■ Exercise instructions: Where in the entries below does "name" appear? Copy every line that has it.

(Items from an interface collection)
○ ○ ○ ○
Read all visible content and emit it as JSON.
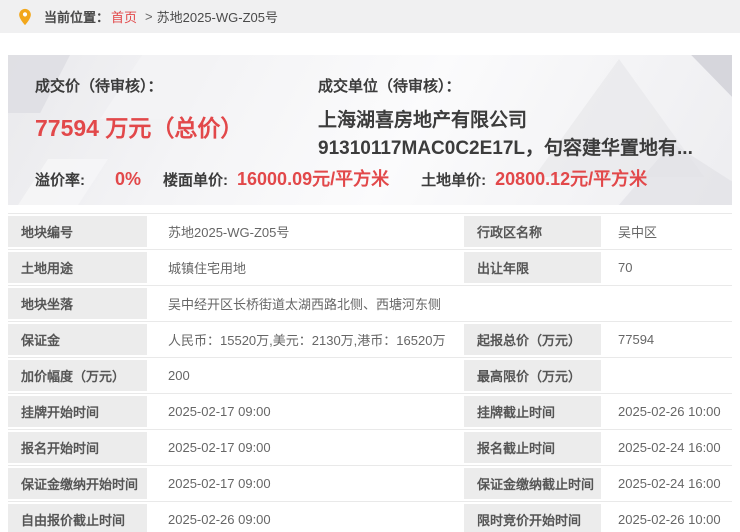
{
  "colors": {
    "accent_red": "#e2484a",
    "pin_amber": "#f2a71b",
    "label_cell_bg": "#ececec"
  },
  "breadcrumb": {
    "label": "当前位置：",
    "home": "首页",
    "separator": ">",
    "current": "苏地2025-WG-Z05号"
  },
  "deal": {
    "price_label": "成交价（待审核）：",
    "price_value": "77594 万元（总价）",
    "unit_label": "成交单位（待审核）：",
    "unit_line1": "上海湖喜房地产有限公司",
    "unit_line2": "91310117MAC0C2E17L，句容建华置地有...",
    "premium_label": "溢价率:",
    "premium_value": "0%",
    "floor_price_label": "楼面单价:",
    "floor_price_value": "16000.09元/平方米",
    "land_price_label": "土地单价:",
    "land_price_value": "20800.12元/平方米"
  },
  "table": {
    "rows": [
      {
        "label1": "地块编号",
        "value1": "苏地2025-WG-Z05号",
        "label2": "行政区名称",
        "value2": "吴中区"
      },
      {
        "label1": "土地用途",
        "value1": "城镇住宅用地",
        "label2": "出让年限",
        "value2": "70"
      },
      {
        "label1": "地块坐落",
        "value1": "吴中经开区长桥街道太湖西路北侧、西塘河东侧"
      },
      {
        "label1": "保证金",
        "value1": "人民币：15520万,美元：2130万,港币：16520万",
        "label2": "起报总价（万元）",
        "value2": "77594"
      },
      {
        "label1": "加价幅度（万元）",
        "value1": "200",
        "label2": "最高限价（万元）",
        "value2": ""
      },
      {
        "label1": "挂牌开始时间",
        "value1": "2025-02-17 09:00",
        "label2": "挂牌截止时间",
        "value2": "2025-02-26 10:00"
      },
      {
        "label1": "报名开始时间",
        "value1": "2025-02-17 09:00",
        "label2": "报名截止时间",
        "value2": "2025-02-24 16:00"
      },
      {
        "label1": "保证金缴纳开始时间",
        "value1": "2025-02-17 09:00",
        "label2": "保证金缴纳截止时间",
        "value2": "2025-02-24 16:00"
      },
      {
        "label1": "自由报价截止时间",
        "value1": "2025-02-26 09:00",
        "label2": "限时竞价开始时间",
        "value2": "2025-02-26 10:00"
      }
    ]
  }
}
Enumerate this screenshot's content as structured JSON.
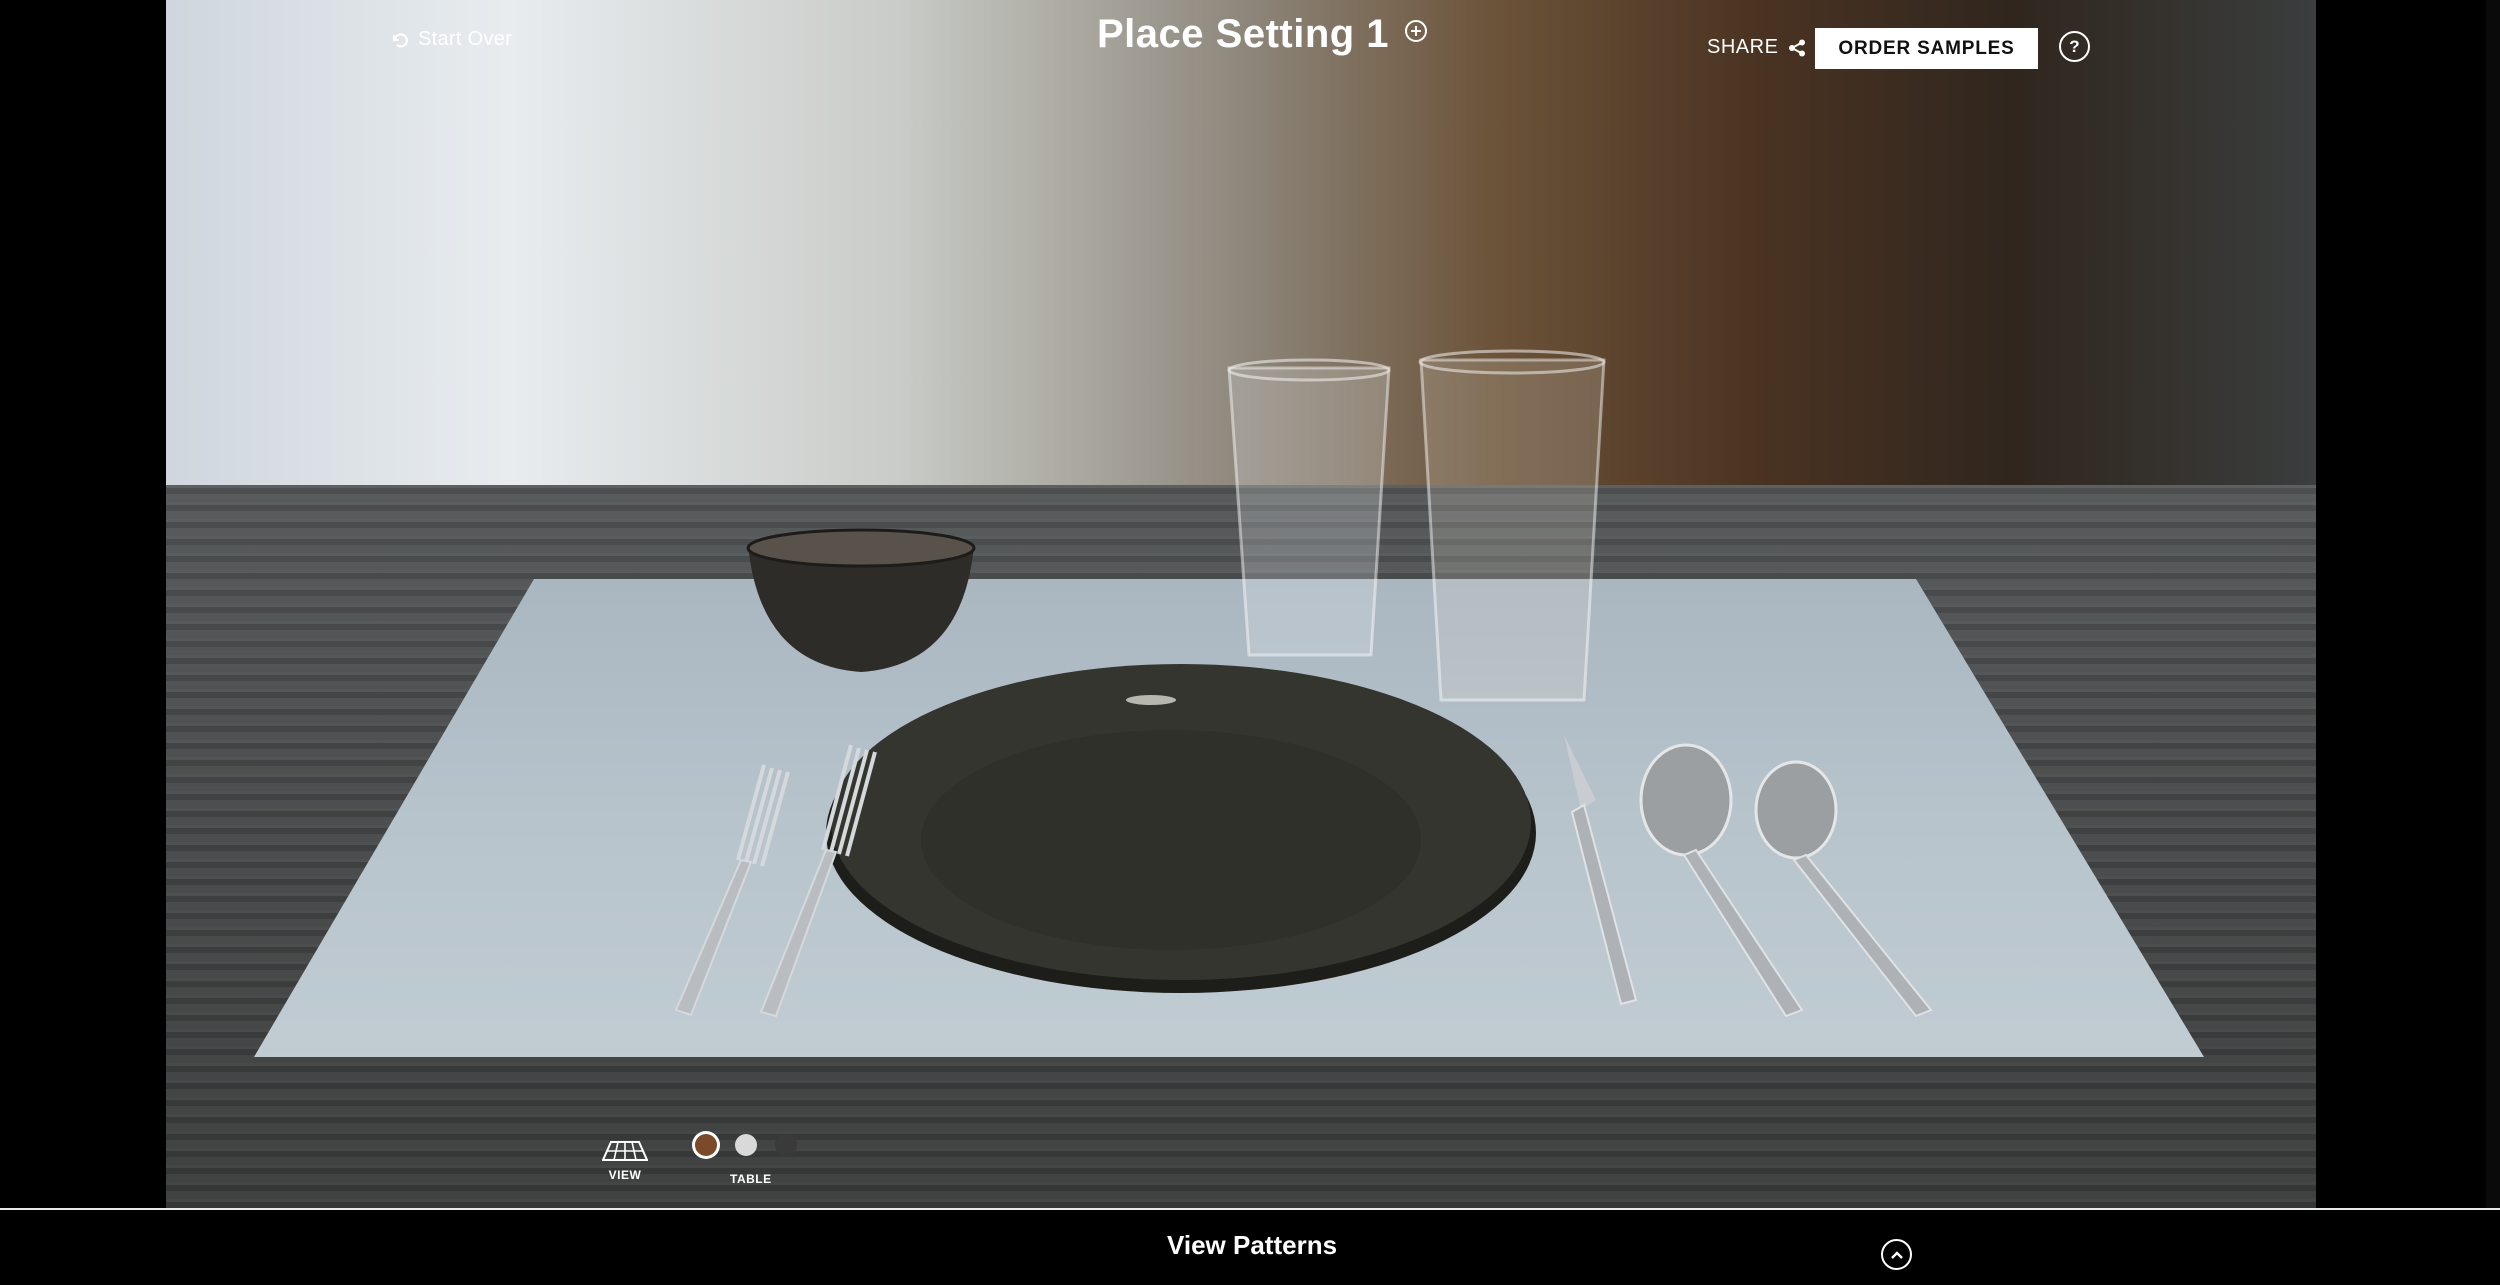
{
  "header": {
    "start_over_label": "Start Over",
    "title": "Place Setting 1",
    "share_label": "SHARE",
    "order_samples_label": "ORDER SAMPLES",
    "help_symbol": "?"
  },
  "controls": {
    "view_label": "VIEW",
    "table_label": "TABLE",
    "table_swatches": [
      {
        "name": "wood-brown",
        "color": "#7a4a2a",
        "selected": true
      },
      {
        "name": "light-gray",
        "color": "#d9d9d9",
        "selected": false
      },
      {
        "name": "dark-gray",
        "color": "#3a3a3a",
        "selected": false
      }
    ]
  },
  "footer": {
    "view_patterns_label": "View Patterns"
  },
  "icons": {
    "start_over": "undo-icon",
    "add_setting": "plus-circle-icon",
    "share": "share-icon",
    "help": "help-icon",
    "view": "table-perspective-icon",
    "expand": "chevron-up-icon"
  }
}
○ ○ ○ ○
■ Completed exercise:
        "name": "wood-brown",
        "name": "light-gray",
        "name": "dark-gray",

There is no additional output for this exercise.